Type out each entry exactly.
Source material Start Marker
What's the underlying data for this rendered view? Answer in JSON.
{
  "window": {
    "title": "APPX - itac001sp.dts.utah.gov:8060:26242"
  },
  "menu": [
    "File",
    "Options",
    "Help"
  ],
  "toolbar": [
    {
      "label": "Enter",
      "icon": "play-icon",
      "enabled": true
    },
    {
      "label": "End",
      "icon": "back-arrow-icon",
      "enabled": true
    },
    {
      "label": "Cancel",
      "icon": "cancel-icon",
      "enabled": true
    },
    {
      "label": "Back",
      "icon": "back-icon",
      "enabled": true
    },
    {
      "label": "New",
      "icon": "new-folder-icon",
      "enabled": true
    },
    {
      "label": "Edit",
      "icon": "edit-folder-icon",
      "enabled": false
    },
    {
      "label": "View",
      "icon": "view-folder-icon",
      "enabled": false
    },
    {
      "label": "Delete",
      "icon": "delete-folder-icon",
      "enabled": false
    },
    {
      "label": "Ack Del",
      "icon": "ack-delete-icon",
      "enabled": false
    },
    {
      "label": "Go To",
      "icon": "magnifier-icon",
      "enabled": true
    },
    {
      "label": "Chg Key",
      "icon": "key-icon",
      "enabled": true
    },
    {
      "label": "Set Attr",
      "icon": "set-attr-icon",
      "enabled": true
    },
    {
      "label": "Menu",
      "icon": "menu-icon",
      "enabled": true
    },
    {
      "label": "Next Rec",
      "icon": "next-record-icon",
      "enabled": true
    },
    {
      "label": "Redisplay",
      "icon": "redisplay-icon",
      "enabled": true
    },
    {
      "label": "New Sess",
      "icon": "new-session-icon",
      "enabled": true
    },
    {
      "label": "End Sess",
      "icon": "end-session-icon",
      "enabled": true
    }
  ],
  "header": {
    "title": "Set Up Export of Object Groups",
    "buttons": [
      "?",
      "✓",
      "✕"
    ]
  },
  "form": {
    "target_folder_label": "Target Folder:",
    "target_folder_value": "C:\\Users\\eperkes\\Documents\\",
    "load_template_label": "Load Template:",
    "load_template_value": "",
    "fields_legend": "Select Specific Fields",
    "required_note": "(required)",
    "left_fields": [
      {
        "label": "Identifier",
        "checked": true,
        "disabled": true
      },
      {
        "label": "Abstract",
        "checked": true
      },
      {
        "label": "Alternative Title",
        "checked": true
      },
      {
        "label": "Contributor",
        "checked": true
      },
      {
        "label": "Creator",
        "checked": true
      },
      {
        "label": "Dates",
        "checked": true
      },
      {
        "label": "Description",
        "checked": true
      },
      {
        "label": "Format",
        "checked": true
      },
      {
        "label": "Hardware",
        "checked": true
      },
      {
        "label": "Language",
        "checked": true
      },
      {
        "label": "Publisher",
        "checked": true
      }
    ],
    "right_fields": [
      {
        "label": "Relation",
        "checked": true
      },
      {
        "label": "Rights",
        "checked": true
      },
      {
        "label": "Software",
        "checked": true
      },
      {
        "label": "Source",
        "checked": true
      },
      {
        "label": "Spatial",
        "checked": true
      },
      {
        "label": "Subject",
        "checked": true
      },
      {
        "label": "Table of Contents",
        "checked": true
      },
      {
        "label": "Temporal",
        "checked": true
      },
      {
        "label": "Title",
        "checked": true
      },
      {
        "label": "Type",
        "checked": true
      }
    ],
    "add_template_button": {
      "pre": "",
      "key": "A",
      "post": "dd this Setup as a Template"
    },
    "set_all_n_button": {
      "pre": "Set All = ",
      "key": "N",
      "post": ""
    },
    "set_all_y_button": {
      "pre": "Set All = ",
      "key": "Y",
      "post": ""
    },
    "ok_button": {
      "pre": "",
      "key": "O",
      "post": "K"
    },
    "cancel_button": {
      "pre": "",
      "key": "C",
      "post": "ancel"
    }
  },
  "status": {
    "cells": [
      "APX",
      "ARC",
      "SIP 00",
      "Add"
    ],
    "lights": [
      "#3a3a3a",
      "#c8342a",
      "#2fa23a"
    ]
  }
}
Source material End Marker
» Response:
What's the underlying data for this rendered view? Answer in JSON.
{
  "window": {
    "title": "APPX - itac001sp.dts.utah.gov:8060:26242"
  },
  "menu": [
    "File",
    "Options",
    "Help"
  ],
  "toolbar": [
    {
      "label": "Enter",
      "icon": "play-icon",
      "enabled": true
    },
    {
      "label": "End",
      "icon": "back-arrow-icon",
      "enabled": true
    },
    {
      "label": "Cancel",
      "icon": "cancel-icon",
      "enabled": true
    },
    {
      "label": "Back",
      "icon": "back-icon",
      "enabled": true
    },
    {
      "label": "New",
      "icon": "new-folder-icon",
      "enabled": true
    },
    {
      "label": "Edit",
      "icon": "edit-folder-icon",
      "enabled": false
    },
    {
      "label": "View",
      "icon": "view-folder-icon",
      "enabled": false
    },
    {
      "label": "Delete",
      "icon": "delete-folder-icon",
      "enabled": false
    },
    {
      "label": "Ack Del",
      "icon": "ack-delete-icon",
      "enabled": false
    },
    {
      "label": "Go To",
      "icon": "magnifier-icon",
      "enabled": true
    },
    {
      "label": "Chg Key",
      "icon": "key-icon",
      "enabled": true
    },
    {
      "label": "Set Attr",
      "icon": "set-attr-icon",
      "enabled": true
    },
    {
      "label": "Menu",
      "icon": "menu-icon",
      "enabled": true
    },
    {
      "label": "Next Rec",
      "icon": "next-record-icon",
      "enabled": true
    },
    {
      "label": "Redisplay",
      "icon": "redisplay-icon",
      "enabled": true
    },
    {
      "label": "New Sess",
      "icon": "new-session-icon",
      "enabled": true
    },
    {
      "label": "End Sess",
      "icon": "end-session-icon",
      "enabled": true
    }
  ],
  "header": {
    "title": "Set Up Export of Object Groups",
    "buttons": [
      "?",
      "✓",
      "✕"
    ]
  },
  "form": {
    "target_folder_label": "Target Folder:",
    "target_folder_value": "C:\\Users\\eperkes\\Documents\\",
    "load_template_label": "Load Template:",
    "load_template_value": "",
    "fields_legend": "Select Specific Fields",
    "required_note": "(required)",
    "left_fields": [
      {
        "label": "Identifier",
        "checked": true,
        "disabled": true
      },
      {
        "label": "Abstract",
        "checked": true
      },
      {
        "label": "Alternative Title",
        "checked": true
      },
      {
        "label": "Contributor",
        "checked": true
      },
      {
        "label": "Creator",
        "checked": true
      },
      {
        "label": "Dates",
        "checked": true
      },
      {
        "label": "Description",
        "checked": true
      },
      {
        "label": "Format",
        "checked": true
      },
      {
        "label": "Hardware",
        "checked": true
      },
      {
        "label": "Language",
        "checked": true
      },
      {
        "label": "Publisher",
        "checked": true
      }
    ],
    "right_fields": [
      {
        "label": "Relation",
        "checked": true
      },
      {
        "label": "Rights",
        "checked": true
      },
      {
        "label": "Software",
        "checked": true
      },
      {
        "label": "Source",
        "checked": true
      },
      {
        "label": "Spatial",
        "checked": true
      },
      {
        "label": "Subject",
        "checked": true
      },
      {
        "label": "Table of Contents",
        "checked": true
      },
      {
        "label": "Temporal",
        "checked": true
      },
      {
        "label": "Title",
        "checked": true
      },
      {
        "label": "Type",
        "checked": true
      }
    ],
    "add_template_button": {
      "pre": "",
      "key": "A",
      "post": "dd this Setup as a Template"
    },
    "set_all_n_button": {
      "pre": "Set All = ",
      "key": "N",
      "post": ""
    },
    "set_all_y_button": {
      "pre": "Set All = ",
      "key": "Y",
      "post": ""
    },
    "ok_button": {
      "pre": "",
      "key": "O",
      "post": "K"
    },
    "cancel_button": {
      "pre": "",
      "key": "C",
      "post": "ancel"
    }
  },
  "status": {
    "cells": [
      "APX",
      "ARC",
      "SIP 00",
      "Add"
    ],
    "lights": [
      "#3a3a3a",
      "#c8342a",
      "#2fa23a"
    ]
  }
}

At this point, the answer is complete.